* [EXERCISE DIRECTIONS]: Without including any images, reproduce each entry exactly.

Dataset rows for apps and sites
★ ★ ★ ★

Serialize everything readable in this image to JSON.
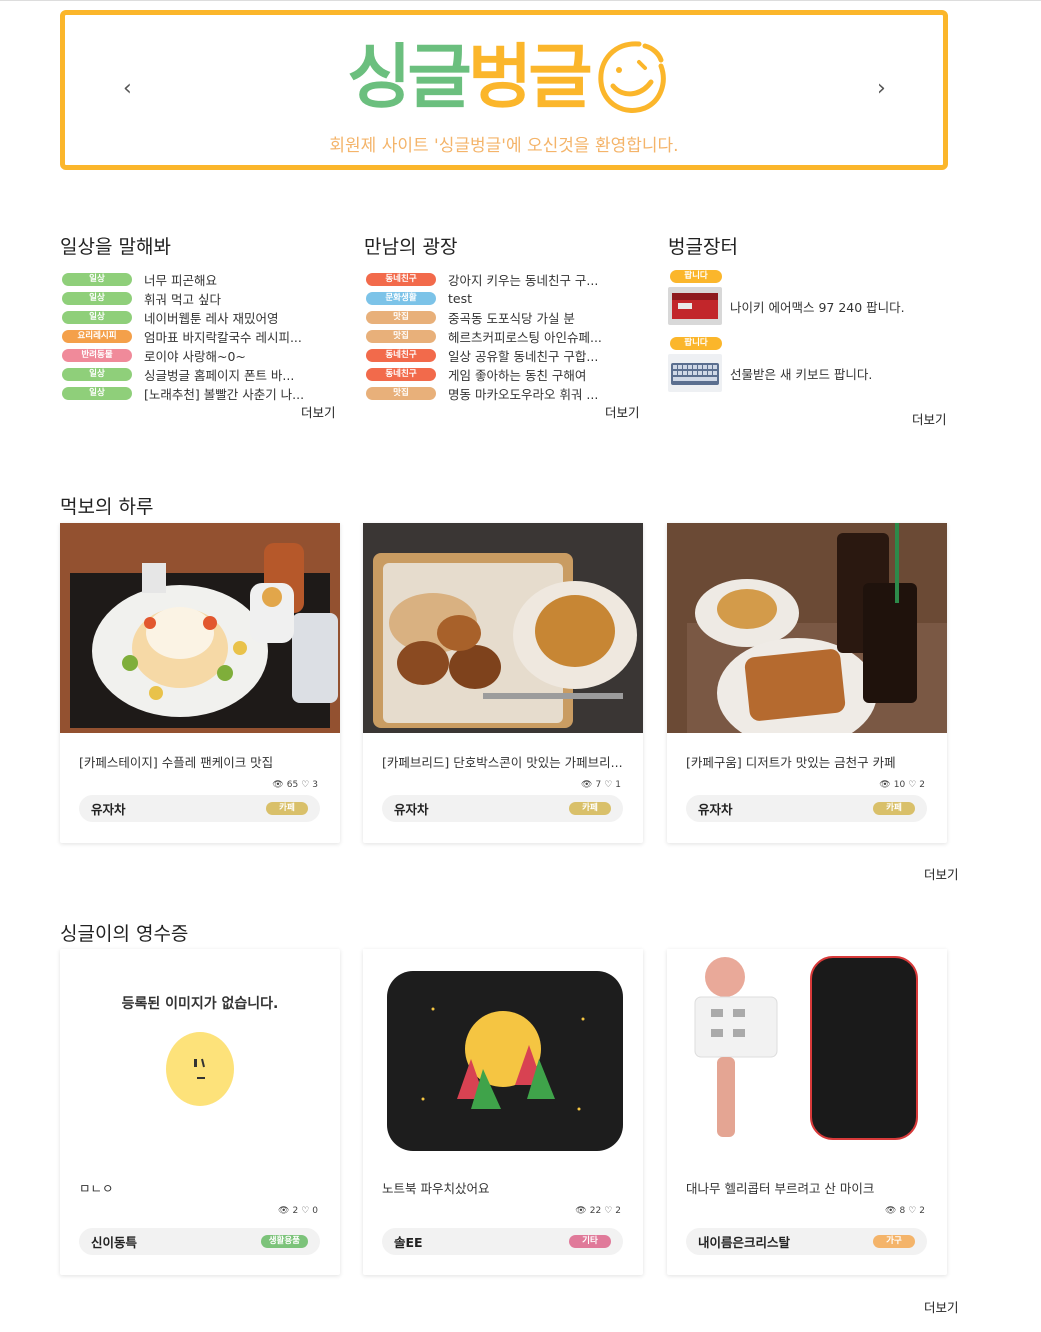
{
  "banner": {
    "logo_part1": "싱글",
    "logo_part2": "벙글",
    "tagline": "회원제 사이트 '싱글벙글'에 오신것을 환영합니다.",
    "prev_icon": "‹",
    "next_icon": "›"
  },
  "colors": {
    "accent_orange": "#fbb62b",
    "accent_green": "#6bbf7e"
  },
  "boards": [
    {
      "title": "일상을 말해봐",
      "more": "더보기",
      "posts": [
        {
          "tag": "일상",
          "tag_color": "#8fcf7a",
          "title": "너무 피곤해요"
        },
        {
          "tag": "일상",
          "tag_color": "#8fcf7a",
          "title": "휘궈 먹고 싶다"
        },
        {
          "tag": "일상",
          "tag_color": "#8fcf7a",
          "title": "네이버웹툰 레사 재밌어영"
        },
        {
          "tag": "요리레시피",
          "tag_color": "#f4a04a",
          "title": "엄마표 바지락칼국수 레시피..."
        },
        {
          "tag": "반려동물",
          "tag_color": "#f08a9a",
          "title": "로이야 사랑해~0~"
        },
        {
          "tag": "일상",
          "tag_color": "#8fcf7a",
          "title": "싱글벙글 홈페이지 폰트 바..."
        },
        {
          "tag": "일상",
          "tag_color": "#8fcf7a",
          "title": "[노래추천] 볼빨간 사춘기 나..."
        }
      ]
    },
    {
      "title": "만남의 광장",
      "more": "더보기",
      "posts": [
        {
          "tag": "동네친구",
          "tag_color": "#f26a4b",
          "title": "강아지 키우는 동네친구 구..."
        },
        {
          "tag": "문화생활",
          "tag_color": "#7cc3e8",
          "title": "test"
        },
        {
          "tag": "맛집",
          "tag_color": "#e8b07a",
          "title": "중곡동 도포식당 가실 분"
        },
        {
          "tag": "맛집",
          "tag_color": "#e8b07a",
          "title": "헤르츠커피로스팅 아인슈페..."
        },
        {
          "tag": "동네친구",
          "tag_color": "#f26a4b",
          "title": "일상 공유할 동네친구 구합..."
        },
        {
          "tag": "동네친구",
          "tag_color": "#f26a4b",
          "title": "게임 좋아하는 동친 구해여"
        },
        {
          "tag": "맛집",
          "tag_color": "#e8b07a",
          "title": "명동 마카오도우라오 휘궈 ..."
        }
      ]
    },
    {
      "title": "벙글장터",
      "more": "더보기",
      "items": [
        {
          "tag": "팝니다",
          "tag_color": "#fbb62b",
          "title": "나이키 에어맥스 97 240 팝니다.",
          "thumb": "shoebox"
        },
        {
          "tag": "팝니다",
          "tag_color": "#fbb62b",
          "title": "선물받은 새 키보드 팝니다.",
          "thumb": "keyboard"
        }
      ]
    }
  ],
  "food": {
    "title": "먹보의 하루",
    "more": "더보기",
    "cards": [
      {
        "title": "[카페스테이지] 수플레 팬케이크 맛집",
        "views": "65",
        "likes": "3",
        "author": "유자차",
        "category": "카페",
        "cat_color": "#d9c06a",
        "photo": "pancake"
      },
      {
        "title": "[카페브리드] 단호박스콘이 맛있는 가페브리...",
        "views": "7",
        "likes": "1",
        "author": "유자차",
        "category": "카페",
        "cat_color": "#d9c06a",
        "photo": "scone"
      },
      {
        "title": "[카페구움] 디저트가 맛있는 금천구 카페",
        "views": "10",
        "likes": "2",
        "author": "유자차",
        "category": "카페",
        "cat_color": "#d9c06a",
        "photo": "waffle"
      }
    ]
  },
  "receipts": {
    "title": "싱글이의 영수증",
    "more": "더보기",
    "no_image_text": "등록된 이미지가 없습니다.",
    "cards": [
      {
        "title": "ㅁㄴㅇ",
        "views": "2",
        "likes": "0",
        "author": "신이동특",
        "category": "생활용품",
        "cat_color": "#7cc37a",
        "photo": "noimage"
      },
      {
        "title": "노트북 파우치샀어요",
        "views": "22",
        "likes": "2",
        "author": "솔EE",
        "category": "기타",
        "cat_color": "#e07a9a",
        "photo": "pouch"
      },
      {
        "title": "대나무 헬리콥터 부르려고 산 마이크",
        "views": "8",
        "likes": "2",
        "author": "내이름은크리스탈",
        "category": "가구",
        "cat_color": "#f4b46a",
        "photo": "mic"
      }
    ]
  }
}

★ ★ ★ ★

* [ANSWER TO THE EXERCISE]:
Serialize everything readable in this image to JSON.
{
  "banner": {
    "logo_part1": "싱글",
    "logo_part2": "벙글",
    "tagline": "회원제 사이트 '싱글벙글'에 오신것을 환영합니다.",
    "prev_icon": "‹",
    "next_icon": "›"
  },
  "colors": {
    "accent_orange": "#fbb62b",
    "accent_green": "#6bbf7e"
  },
  "boards": [
    {
      "title": "일상을 말해봐",
      "more": "더보기",
      "posts": [
        {
          "tag": "일상",
          "tag_color": "#8fcf7a",
          "title": "너무 피곤해요"
        },
        {
          "tag": "일상",
          "tag_color": "#8fcf7a",
          "title": "휘궈 먹고 싶다"
        },
        {
          "tag": "일상",
          "tag_color": "#8fcf7a",
          "title": "네이버웹툰 레사 재밌어영"
        },
        {
          "tag": "요리레시피",
          "tag_color": "#f4a04a",
          "title": "엄마표 바지락칼국수 레시피..."
        },
        {
          "tag": "반려동물",
          "tag_color": "#f08a9a",
          "title": "로이야 사랑해~0~"
        },
        {
          "tag": "일상",
          "tag_color": "#8fcf7a",
          "title": "싱글벙글 홈페이지 폰트 바..."
        },
        {
          "tag": "일상",
          "tag_color": "#8fcf7a",
          "title": "[노래추천] 볼빨간 사춘기 나..."
        }
      ]
    },
    {
      "title": "만남의 광장",
      "more": "더보기",
      "posts": [
        {
          "tag": "동네친구",
          "tag_color": "#f26a4b",
          "title": "강아지 키우는 동네친구 구..."
        },
        {
          "tag": "문화생활",
          "tag_color": "#7cc3e8",
          "title": "test"
        },
        {
          "tag": "맛집",
          "tag_color": "#e8b07a",
          "title": "중곡동 도포식당 가실 분"
        },
        {
          "tag": "맛집",
          "tag_color": "#e8b07a",
          "title": "헤르츠커피로스팅 아인슈페..."
        },
        {
          "tag": "동네친구",
          "tag_color": "#f26a4b",
          "title": "일상 공유할 동네친구 구합..."
        },
        {
          "tag": "동네친구",
          "tag_color": "#f26a4b",
          "title": "게임 좋아하는 동친 구해여"
        },
        {
          "tag": "맛집",
          "tag_color": "#e8b07a",
          "title": "명동 마카오도우라오 휘궈 ..."
        }
      ]
    },
    {
      "title": "벙글장터",
      "more": "더보기",
      "items": [
        {
          "tag": "팝니다",
          "tag_color": "#fbb62b",
          "title": "나이키 에어맥스 97 240 팝니다.",
          "thumb": "shoebox"
        },
        {
          "tag": "팝니다",
          "tag_color": "#fbb62b",
          "title": "선물받은 새 키보드 팝니다.",
          "thumb": "keyboard"
        }
      ]
    }
  ],
  "food": {
    "title": "먹보의 하루",
    "more": "더보기",
    "cards": [
      {
        "title": "[카페스테이지] 수플레 팬케이크 맛집",
        "views": "65",
        "likes": "3",
        "author": "유자차",
        "category": "카페",
        "cat_color": "#d9c06a",
        "photo": "pancake"
      },
      {
        "title": "[카페브리드] 단호박스콘이 맛있는 가페브리...",
        "views": "7",
        "likes": "1",
        "author": "유자차",
        "category": "카페",
        "cat_color": "#d9c06a",
        "photo": "scone"
      },
      {
        "title": "[카페구움] 디저트가 맛있는 금천구 카페",
        "views": "10",
        "likes": "2",
        "author": "유자차",
        "category": "카페",
        "cat_color": "#d9c06a",
        "photo": "waffle"
      }
    ]
  },
  "receipts": {
    "title": "싱글이의 영수증",
    "more": "더보기",
    "no_image_text": "등록된 이미지가 없습니다.",
    "cards": [
      {
        "title": "ㅁㄴㅇ",
        "views": "2",
        "likes": "0",
        "author": "신이동특",
        "category": "생활용품",
        "cat_color": "#7cc37a",
        "photo": "noimage"
      },
      {
        "title": "노트북 파우치샀어요",
        "views": "22",
        "likes": "2",
        "author": "솔EE",
        "category": "기타",
        "cat_color": "#e07a9a",
        "photo": "pouch"
      },
      {
        "title": "대나무 헬리콥터 부르려고 산 마이크",
        "views": "8",
        "likes": "2",
        "author": "내이름은크리스탈",
        "category": "가구",
        "cat_color": "#f4b46a",
        "photo": "mic"
      }
    ]
  }
}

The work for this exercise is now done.